MySQL 5.7 Reference Manual Including MySQL NDB Cluster 7.5 and NDB Cluster 7.6 CREATE TABLE and Generated Columns

CREATE TABLE supports the specification of generated columns. Values of a generated column are computed from an expression included in the column definition.

Generated columns are supported by the NDB storage engine beginning with MySQL NDB Cluster 7.5.3.

The following simple example shows a table that stores the lengths of the sides of right triangles in the sidea and sideb columns, and computes the length of the hypotenuse in sidec (the square root of the sums of the squares of the other sides):

CREATE TABLE triangle (
  sidea DOUBLE,
  sideb DOUBLE,
  sidec DOUBLE AS (SQRT(sidea * sidea + sideb * sideb))
INSERT INTO triangle (sidea, sideb) VALUES(1,1),(3,4),(6,8);

Selecting from the table yields this result:

mysql> SELECT * FROM triangle;
| sidea | sideb | sidec              |
|     1 |     1 | 1.4142135623730951 |
|     3 |     4 |                  5 |
|     6 |     8 |                 10 |

Any application that uses the triangle table has access to the hypotenuse values without having to specify the expression that calculates them.

Generated column definitions have this syntax:

col_name data_type [GENERATED ALWAYS] AS (expr)
  [COMMENT 'string']

AS (expr) indicates that the column is generated and defines the expression used to compute column values. AS may be preceded by GENERATED ALWAYS to make the generated nature of the column more explicit. Constructs that are permitted or prohibited in the expression are discussed later.

The VIRTUAL or STORED keyword indicates how column values are stored, which has implications for column use:

The default is VIRTUAL if neither keyword is specified.

It is permitted to mix VIRTUAL and STORED columns within a table.

Other attributes may be given to indicate whether the column is indexed or can be NULL, or provide a comment.

Generated column expressions must adhere to the following rules. An error occurs if an expression contains disallowed constructs.

If the expression evaluates to a data type that differs from the declared column type, implicit coercion to the declared type occurs according to the usual MySQL type-conversion rules.
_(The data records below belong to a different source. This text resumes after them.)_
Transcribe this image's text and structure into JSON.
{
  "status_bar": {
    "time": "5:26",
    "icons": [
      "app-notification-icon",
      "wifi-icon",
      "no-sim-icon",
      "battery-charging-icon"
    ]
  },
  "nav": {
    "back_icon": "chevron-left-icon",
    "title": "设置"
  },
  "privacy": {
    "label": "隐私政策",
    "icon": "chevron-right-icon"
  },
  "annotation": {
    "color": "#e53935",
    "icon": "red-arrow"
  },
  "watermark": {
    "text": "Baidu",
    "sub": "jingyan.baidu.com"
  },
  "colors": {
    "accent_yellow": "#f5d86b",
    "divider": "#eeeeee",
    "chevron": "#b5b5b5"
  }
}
See Section 12.3, “Type Conversion in Expression Evaluation”.


If any component of the expression depends on the SQL mode, different results may occur for different uses of the table unless the SQL mode is the same during all uses.

For CREATE TABLE ... LIKE, the destination table preserves generated column information from the original table.

For CREATE TABLE ... SELECT, the destination table does not preserve information about whether columns in the selected-from table are generated columns. The SELECT part of the statement cannot assign values to generated columns in the destination table.

Partitioning by generated columns is permitted. See Table Partitioning.

A foreign key constraint on a stored generated column cannot use CASCADE, SET NULL, or SET DEFAULT as ON UPDATE referential actions, nor can it use SET NULL or SET DEFAULT as ON DELETE referential actions.

A foreign key constraint on the base column of a stored generated column cannot use CASCADE, SET NULL, or SET DEFAULT as ON UPDATE or ON DELETE referential actions.

A foreign key constraint cannot reference a virtual generated column.

Triggers cannot use NEW.col_name or use OLD.col_name to refer to generated columns.

For INSERT, REPLACE, and UPDATE, if a generated column is inserted into, replaced, or updated explicitly, the only permitted value is DEFAULT.

A generated column in a view is considered updatable because it is possible to assign to it. However, if such a column is updated explicitly, the only permitted value is DEFAULT.

Generated columns have several use cases, such as these:


Suppose that a table t1 contains first_name and last_name columns and that applications frequently construct the full name using an expression like this:

SELECT CONCAT(first_name,' ',last_name) AS full_name FROM t1;

One way to avoid writing out the expression is to create a view v1 on t1, which simplifies applications by enabling them to select full_name directly without using an expression:

SELECT *, CONCAT(first_name,' ',last_name) AS full_name FROM t1;

SELECT full_name FROM v1;

A generated column also enables applications to select full_name directly without the need to define a view:

  first_name VARCHAR(10),
  last_name VARCHAR(10),
  full_name VARCHAR(255) AS (CONCAT(first_name,' ',last_name))

SELECT full_name FROM t1;